Warning: This post is largely about the Norovirus of Death
I am slouching here writing because I am afraid of my soup. I am slouching because I can no longer lay down without going crazy but if I sit up any further it will take much longer to catch my breath. I am also out of breath. I am out of breath because I heated up half a can of vegetable soup donated by my ever-caring neighbor, soup which I am now afraid of. It’s not exactly that I am afraid of eating the soup, it’s the re-eating that’s not so pleasant and more fear inducing. (If the thought of reeating soup makes you queasy you might want to skip to the last paragraph and save yourself some pain.)
If you would like some graphic back story, on Monday at almost exactly 1530 and without even a remote bit of warning I became violently ill in one direction and shortly proceeded to be violently ill in the other direction with little enough time in between to maintain body hydration at an even barely reasonable level. My friend Murphy was around to hold my hair back while I expulsed the contents of my stomach, which is to say that with a toilet and 2 garbage cans in front of me I managed on more than one occasion to hit none of these and had to change clothes and wash a few rugs today when I could finally stand for more than two minutes. (This also makes me out of breath.)
On a positive note I am no longer afraid of the substance that would normally make up 70% of my body and ice cubes are not the coolest and most life saving thing ever invented. I don’t need the crazy cat to wake me up every hour and a half to have a few sips of water lest I slip into unconsciousness (which he strangely, lovingly, and punctually did all Monday into Tuesday). I have conquered my fear of crackers and I will eventually try this whole soup substance. Right now I am content to glance at it cynically and suspiciously out of the corner of my eye.

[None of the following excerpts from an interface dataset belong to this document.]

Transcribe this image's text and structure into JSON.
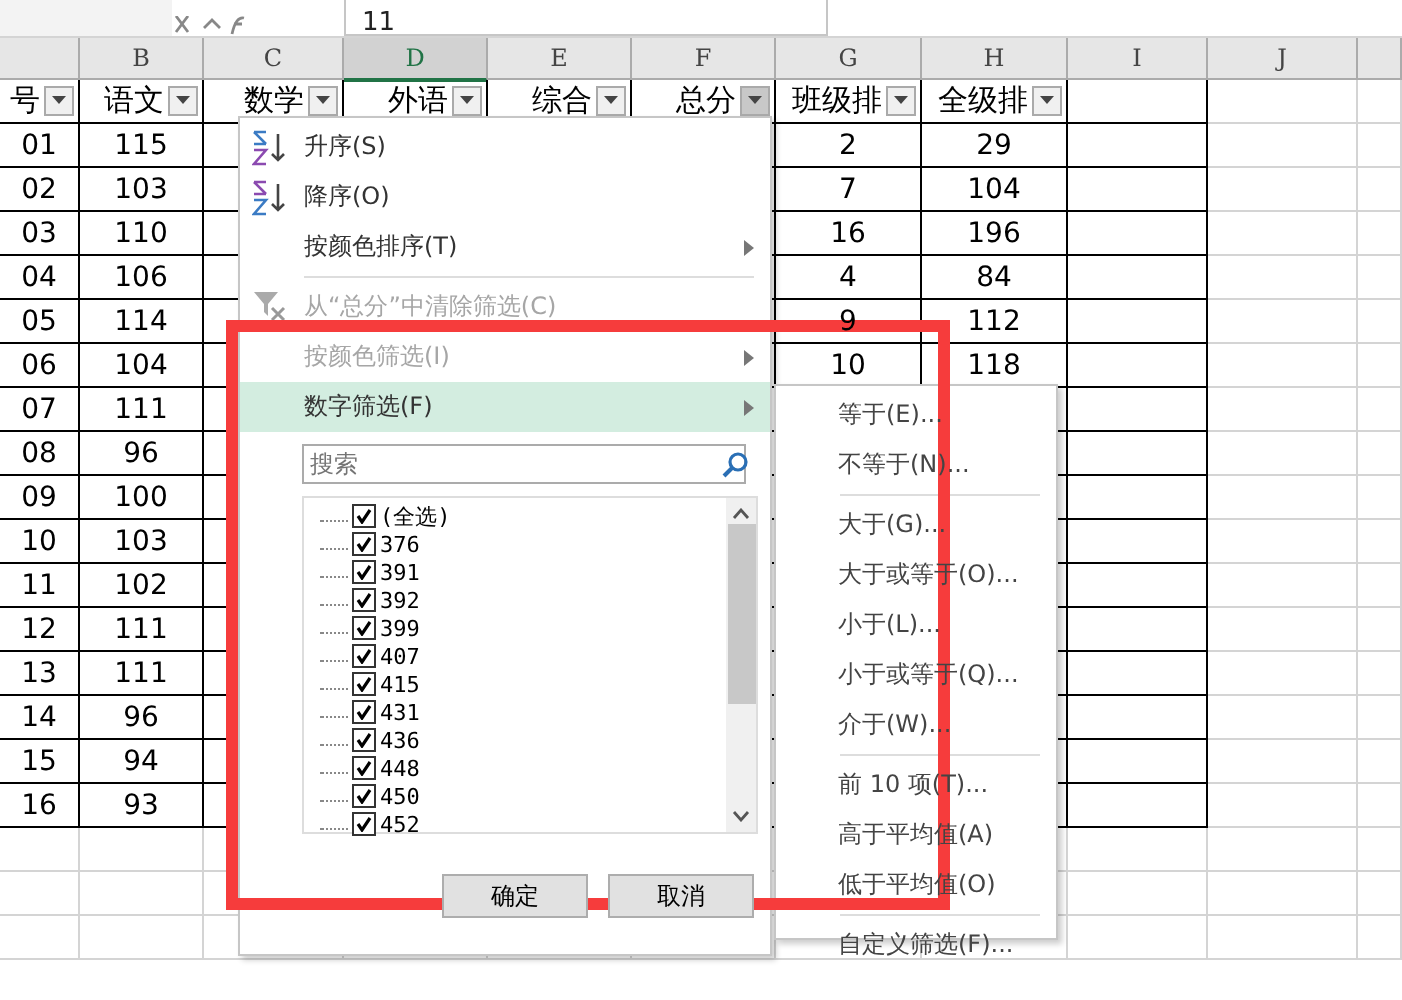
{
  "formula_bar": {
    "value": "11"
  },
  "columns": [
    {
      "selected": false
    },
    {
      "letter": "B",
      "selected": false
    },
    {
      "letter": "C",
      "selected": false
    },
    {
      "letter": "D",
      "selected": true
    },
    {
      "letter": "E",
      "selected": false
    },
    {
      "letter": "F",
      "selected": false
    },
    {
      "letter": "G",
      "selected": false
    },
    {
      "letter": "H",
      "selected": false
    },
    {
      "letter": "I",
      "selected": false
    },
    {
      "letter": "J",
      "selected": false
    }
  ],
  "headers": [
    {
      "label": "号",
      "filtered": false
    },
    {
      "label": "语文",
      "filtered": false
    },
    {
      "label": "数学",
      "filtered": false
    },
    {
      "label": "外语",
      "filtered": false
    },
    {
      "label": "综合",
      "filtered": false
    },
    {
      "label": "总分",
      "filtered": true
    },
    {
      "label": "班级排",
      "filtered": false
    },
    {
      "label": "全级排",
      "filtered": false
    }
  ],
  "rows": [
    {
      "a": "01",
      "b": "115",
      "g": "2",
      "h": "29"
    },
    {
      "a": "02",
      "b": "103",
      "g": "7",
      "h": "104"
    },
    {
      "a": "03",
      "b": "110",
      "g": "16",
      "h": "196"
    },
    {
      "a": "04",
      "b": "106",
      "g": "4",
      "h": "84"
    },
    {
      "a": "05",
      "b": "114",
      "g": "9",
      "h": "112"
    },
    {
      "a": "06",
      "b": "104",
      "g": "10",
      "h": "118"
    },
    {
      "a": "07",
      "b": "111"
    },
    {
      "a": "08",
      "b": "96"
    },
    {
      "a": "09",
      "b": "100"
    },
    {
      "a": "10",
      "b": "103"
    },
    {
      "a": "11",
      "b": "102"
    },
    {
      "a": "12",
      "b": "111"
    },
    {
      "a": "13",
      "b": "111"
    },
    {
      "a": "14",
      "b": "96"
    },
    {
      "a": "15",
      "b": "94"
    },
    {
      "a": "16",
      "b": "93"
    }
  ],
  "filter_menu": {
    "items": [
      {
        "kind": "sort-asc",
        "label": "升序(S)",
        "disabled": false,
        "submenu": false,
        "highlighted": false
      },
      {
        "kind": "sort-desc",
        "label": "降序(O)",
        "disabled": false,
        "submenu": false,
        "highlighted": false
      },
      {
        "kind": "plain",
        "label": "按颜色排序(T)",
        "disabled": false,
        "submenu": true,
        "highlighted": false
      },
      {
        "kind": "clear",
        "label": "从“总分”中清除筛选(C)",
        "disabled": true,
        "submenu": false,
        "highlighted": false
      },
      {
        "kind": "plain",
        "label": "按颜色筛选(I)",
        "disabled": true,
        "submenu": true,
        "highlighted": false
      },
      {
        "kind": "plain",
        "label": "数字筛选(F)",
        "disabled": false,
        "submenu": true,
        "highlighted": true
      }
    ],
    "search": {
      "placeholder": "搜索"
    },
    "values": [
      {
        "label": "(全选)",
        "checked": true
      },
      {
        "label": "376",
        "checked": true
      },
      {
        "label": "391",
        "checked": true
      },
      {
        "label": "392",
        "checked": true
      },
      {
        "label": "399",
        "checked": true
      },
      {
        "label": "407",
        "checked": true
      },
      {
        "label": "415",
        "checked": true
      },
      {
        "label": "431",
        "checked": true
      },
      {
        "label": "436",
        "checked": true
      },
      {
        "label": "448",
        "checked": true
      },
      {
        "label": "450",
        "checked": true
      },
      {
        "label": "452",
        "checked": true
      }
    ],
    "buttons": [
      "确定",
      "取消"
    ]
  },
  "number_filter_menu": {
    "groups": [
      [
        "等于(E)...",
        "不等于(N)..."
      ],
      [
        "大于(G)...",
        "大于或等于(O)...",
        "小于(L)...",
        "小于或等于(Q)...",
        "介于(W)..."
      ],
      [
        "前 10 项(T)...",
        "高于平均值(A)",
        "低于平均值(O)"
      ],
      [
        "自定义筛选(F)..."
      ]
    ]
  }
}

I also managed to do something today that no one should really ever have to do. When you are a kid your mom or dad takes care of it and when you are in college you have a roommate and when you are old enough (but not yet smart enough) and get drunk enough there is usually someone there smarter than you or you are at someone else’s house and you sort of leave it in their shower for their mom to find and fix. I have a friend who found the rose bushes outside of the Whitehouse to be a convenient self-clean-up free location. I have cleaned up after sick friends, cohorts, and campers and oddly in this one instance of nasty ex-bodily fluids, I feel that it is so much more demoralizing to deal with your own than anyone else’s. You clean up mine, I’ll handle yours. No one should ever have to clean up their own vomit, especially if they are still sick.
By the way, the soup (and everything else that isn’t red bush tea) tastes awful. But I have Murphy tied up and gagged in my like-a-closet and so help me this soup will be properly digested. I am done with little virus demons.
Special shout outs to the neighbor who checked on me whenever possible, strongly encouraged the hospital (advice which I did not listen to mostly because I had no carriage to take me), gave me soup, etc. and to the friend who found me ginger ale as soon as he got off work and drove to the hinterlands to deliver it.